In January, 2020, the International Maritime Organization (IMO) will begin enforcing new emissions rules, which will require the shipping industry to reduce sulfur emissions by more than 80%. Shipping companies can achieve this by switching to diesel fuel, which is cleaner than the heavy fuel oil used by 80% of the industry, or by installing exhaust gas cleaning systems, known as “scrubbers.” Scrubbers enable the shipper to continue to burn the cheaper heavy fuel oil by washing the exhaust gases to reduce the sulfur oxide emissions.
“The issue of marine environmental compliance, while only in its early stages, is going to be part of the industry long-term,” says Rockefeller Capital’s Morillo. The new regulations and calls for eco-friendly ships has boosted demand for companies that supply scrubbers, such as Finland’s Wartsila Marine Systems, which already has sold out of scrubbers for this year. “We have a positive long-term view on Wartsila because of their ability to provide equipment such as scrubbers and ballast water systems,” Morillo says.
Resilience and recovery
Althelia’s Sustainable Oceans Fund is taking a broad view of blue economy opportunities. Althelia, now part of Mirova, launched the oceans fund more than two years ago to complement its $120 million land conservation and forestry fund. The fund reached a first close of $37.5 million last July and is targeting $100 million by the end of this year.
Many ocean investments will require patient capital to allow time for a depleted natural resource, such as a fish population, to recover. Althelia’s next investment, one of four in the pipeline, will finance a public-private partnership created to operate roughly 5,000 square miles of protected marine habitat in the Dominican Republic, the first Caribbean country to create a public-private partnership for a marine protected area.
A non-profit operator expects to generate income from user and entrance fees paid by fishermen and tourists, as well as other tourist-related revenue. The triple-bottom-line goals include new job opportunities for local populations, conservation of critical ecosystems, and a financial return for investors. Althelia’s ocean fund will finance the operator through a collateral-free loan. The structure is still being negotiated but is expected to have an eight- to 10-year term with an annual coupon.

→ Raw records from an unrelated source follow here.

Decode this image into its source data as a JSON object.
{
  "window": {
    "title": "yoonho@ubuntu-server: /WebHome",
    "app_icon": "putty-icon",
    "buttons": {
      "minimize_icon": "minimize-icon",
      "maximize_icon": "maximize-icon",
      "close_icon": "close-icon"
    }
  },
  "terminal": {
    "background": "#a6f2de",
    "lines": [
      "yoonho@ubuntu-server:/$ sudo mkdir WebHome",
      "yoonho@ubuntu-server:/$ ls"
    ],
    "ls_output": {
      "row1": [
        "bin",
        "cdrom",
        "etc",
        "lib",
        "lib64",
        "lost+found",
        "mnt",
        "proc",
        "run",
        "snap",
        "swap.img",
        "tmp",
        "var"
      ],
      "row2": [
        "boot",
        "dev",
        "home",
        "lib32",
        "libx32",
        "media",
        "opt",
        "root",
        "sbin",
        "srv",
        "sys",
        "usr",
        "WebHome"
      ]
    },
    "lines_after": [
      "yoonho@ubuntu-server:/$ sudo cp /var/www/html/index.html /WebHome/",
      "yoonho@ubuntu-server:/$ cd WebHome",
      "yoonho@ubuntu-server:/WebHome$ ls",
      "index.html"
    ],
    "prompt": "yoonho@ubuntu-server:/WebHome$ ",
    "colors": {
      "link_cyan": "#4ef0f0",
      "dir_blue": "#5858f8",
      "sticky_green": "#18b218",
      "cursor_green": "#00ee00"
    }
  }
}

“We think there’s a lot of opportunity inside the ocean sector. Most of the missing piece has to do with structuring the deals correctly and sourcing the right level of risk capital,” says Althelia Ecosphere’s Simon Dent. “The pools of capital have to be positioned correctly to undertake these types of investments.”